Exercise: Reproduce the records precisely. Every line should be included.

(Items from a data source)
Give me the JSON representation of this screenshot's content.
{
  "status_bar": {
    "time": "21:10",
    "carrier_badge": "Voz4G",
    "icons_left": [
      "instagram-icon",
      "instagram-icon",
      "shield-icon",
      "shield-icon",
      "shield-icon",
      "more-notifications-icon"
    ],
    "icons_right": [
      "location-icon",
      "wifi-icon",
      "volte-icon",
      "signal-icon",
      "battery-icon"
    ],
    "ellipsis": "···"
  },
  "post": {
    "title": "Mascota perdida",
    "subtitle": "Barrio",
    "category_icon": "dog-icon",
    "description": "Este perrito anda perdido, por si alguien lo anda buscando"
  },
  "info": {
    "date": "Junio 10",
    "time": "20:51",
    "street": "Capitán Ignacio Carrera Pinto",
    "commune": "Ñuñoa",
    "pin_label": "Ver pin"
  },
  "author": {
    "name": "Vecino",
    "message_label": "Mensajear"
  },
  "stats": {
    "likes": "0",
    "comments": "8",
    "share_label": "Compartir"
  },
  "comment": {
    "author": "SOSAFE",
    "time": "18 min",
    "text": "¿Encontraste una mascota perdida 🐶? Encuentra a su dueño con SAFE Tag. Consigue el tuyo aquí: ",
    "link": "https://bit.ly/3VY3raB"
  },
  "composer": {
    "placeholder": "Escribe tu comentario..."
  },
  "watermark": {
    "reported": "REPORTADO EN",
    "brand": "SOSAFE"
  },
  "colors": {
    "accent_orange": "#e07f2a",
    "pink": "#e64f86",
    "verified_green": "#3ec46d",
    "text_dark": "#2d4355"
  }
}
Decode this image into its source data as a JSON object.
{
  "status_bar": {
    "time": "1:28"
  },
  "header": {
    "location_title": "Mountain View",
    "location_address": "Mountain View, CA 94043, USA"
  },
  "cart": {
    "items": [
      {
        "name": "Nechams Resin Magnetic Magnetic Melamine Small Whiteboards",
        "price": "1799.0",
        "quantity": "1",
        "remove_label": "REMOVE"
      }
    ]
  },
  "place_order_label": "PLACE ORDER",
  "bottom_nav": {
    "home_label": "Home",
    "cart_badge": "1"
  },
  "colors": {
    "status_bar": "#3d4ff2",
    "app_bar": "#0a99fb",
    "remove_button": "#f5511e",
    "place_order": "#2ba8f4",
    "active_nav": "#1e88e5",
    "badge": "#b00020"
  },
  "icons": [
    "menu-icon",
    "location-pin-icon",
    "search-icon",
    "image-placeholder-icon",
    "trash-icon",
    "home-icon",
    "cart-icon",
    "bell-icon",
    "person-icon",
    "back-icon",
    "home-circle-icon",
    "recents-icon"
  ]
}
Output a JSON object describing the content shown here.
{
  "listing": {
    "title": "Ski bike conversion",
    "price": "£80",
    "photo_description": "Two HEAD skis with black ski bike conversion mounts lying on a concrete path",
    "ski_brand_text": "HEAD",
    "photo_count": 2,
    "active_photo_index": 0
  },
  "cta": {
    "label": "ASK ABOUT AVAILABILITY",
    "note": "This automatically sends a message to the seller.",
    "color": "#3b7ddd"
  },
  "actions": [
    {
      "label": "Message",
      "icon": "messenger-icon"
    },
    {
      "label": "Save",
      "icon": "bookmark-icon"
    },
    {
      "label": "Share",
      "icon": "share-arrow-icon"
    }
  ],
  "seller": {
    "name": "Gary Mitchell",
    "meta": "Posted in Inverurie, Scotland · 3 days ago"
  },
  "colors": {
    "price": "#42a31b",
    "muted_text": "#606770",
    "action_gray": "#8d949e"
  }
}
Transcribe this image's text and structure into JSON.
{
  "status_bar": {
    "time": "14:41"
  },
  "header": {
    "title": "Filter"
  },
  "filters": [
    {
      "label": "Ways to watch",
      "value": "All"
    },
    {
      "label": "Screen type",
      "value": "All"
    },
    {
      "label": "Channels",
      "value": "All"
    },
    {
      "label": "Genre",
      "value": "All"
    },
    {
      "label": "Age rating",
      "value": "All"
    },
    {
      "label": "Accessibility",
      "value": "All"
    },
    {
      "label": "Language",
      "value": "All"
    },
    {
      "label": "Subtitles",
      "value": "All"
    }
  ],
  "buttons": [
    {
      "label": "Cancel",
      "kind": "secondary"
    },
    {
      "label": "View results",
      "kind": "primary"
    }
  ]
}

Result of the task:
Give me the JSON representation of this screenshot's content.
{
  "status_bar": {
    "time": "21:10",
    "carrier_badge": "Voz4G",
    "icons_left": [
      "instagram-icon",
      "instagram-icon",
      "shield-icon",
      "shield-icon",
      "shield-icon",
      "more-notifications-icon"
    ],
    "icons_right": [
      "location-icon",
      "wifi-icon",
      "volte-icon",
      "signal-icon",
      "battery-icon"
    ],
    "ellipsis": "···"
  },
  "post": {
    "title": "Mascota perdida",
    "subtitle": "Barrio",
    "category_icon": "dog-icon",
    "description": "Este perrito anda perdido, por si alguien lo anda buscando"
  },
  "info": {
    "date": "Junio 10",
    "time": "20:51",
    "street": "Capitán Ignacio Carrera Pinto",
    "commune": "Ñuñoa",
    "pin_label": "Ver pin"
  },
  "author": {
    "name": "Vecino",
    "message_label": "Mensajear"
  },
  "stats": {
    "likes": "0",
    "comments": "8",
    "share_label": "Compartir"
  },
  "comment": {
    "author": "SOSAFE",
    "time": "18 min",
    "text": "¿Encontraste una mascota perdida 🐶? Encuentra a su dueño con SAFE Tag. Consigue el tuyo aquí: ",
    "link": "https://bit.ly/3VY3raB"
  },
  "composer": {
    "placeholder": "Escribe tu comentario..."
  },
  "watermark": {
    "reported": "REPORTADO EN",
    "brand": "SOSAFE"
  },
  "colors": {
    "accent_orange": "#e07f2a",
    "pink": "#e64f86",
    "verified_green": "#3ec46d",
    "text_dark": "#2d4355"
  }
}
Decode this image into its source data as a JSON object.
{
  "status_bar": {
    "time": "1:28"
  },
  "header": {
    "location_title": "Mountain View",
    "location_address": "Mountain View, CA 94043, USA"
  },
  "cart": {
    "items": [
      {
        "name": "Nechams Resin Magnetic Magnetic Melamine Small Whiteboards",
        "price": "1799.0",
        "quantity": "1",
        "remove_label": "REMOVE"
      }
    ]
  },
  "place_order_label": "PLACE ORDER",
  "bottom_nav": {
    "home_label": "Home",
    "cart_badge": "1"
  },
  "colors": {
    "status_bar": "#3d4ff2",
    "app_bar": "#0a99fb",
    "remove_button": "#f5511e",
    "place_order": "#2ba8f4",
    "active_nav": "#1e88e5",
    "badge": "#b00020"
  },
  "icons": [
    "menu-icon",
    "location-pin-icon",
    "search-icon",
    "image-placeholder-icon",
    "trash-icon",
    "home-icon",
    "cart-icon",
    "bell-icon",
    "person-icon",
    "back-icon",
    "home-circle-icon",
    "recents-icon"
  ]
}
Output a JSON object describing the content shown here.
{
  "listing": {
    "title": "Ski bike conversion",
    "price": "£80",
    "photo_description": "Two HEAD skis with black ski bike conversion mounts lying on a concrete path",
    "ski_brand_text": "HEAD",
    "photo_count": 2,
    "active_photo_index": 0
  },
  "cta": {
    "label": "ASK ABOUT AVAILABILITY",
    "note": "This automatically sends a message to the seller.",
    "color": "#3b7ddd"
  },
  "actions": [
    {
      "label": "Message",
      "icon": "messenger-icon"
    },
    {
      "label": "Save",
      "icon": "bookmark-icon"
    },
    {
      "label": "Share",
      "icon": "share-arrow-icon"
    }
  ],
  "seller": {
    "name": "Gary Mitchell",
    "meta": "Posted in Inverurie, Scotland · 3 days ago"
  },
  "colors": {
    "price": "#42a31b",
    "muted_text": "#606770",
    "action_gray": "#8d949e"
  }
}
Transcribe this image's text and structure into JSON.
{
  "status_bar": {
    "time": "14:41"
  },
  "header": {
    "title": "Filter"
  },
  "filters": [
    {
      "label": "Ways to watch",
      "value": "All"
    },
    {
      "label": "Screen type",
      "value": "All"
    },
    {
      "label": "Channels",
      "value": "All"
    },
    {
      "label": "Genre",
      "value": "All"
    },
    {
      "label": "Age rating",
      "value": "All"
    },
    {
      "label": "Accessibility",
      "value": "All"
    },
    {
      "label": "Language",
      "value": "All"
    },
    {
      "label": "Subtitles",
      "value": "All"
    }
  ],
  "buttons": [
    {
      "label": "Cancel",
      "kind": "secondary"
    },
    {
      "label": "View results",
      "kind": "primary"
    }
  ]
}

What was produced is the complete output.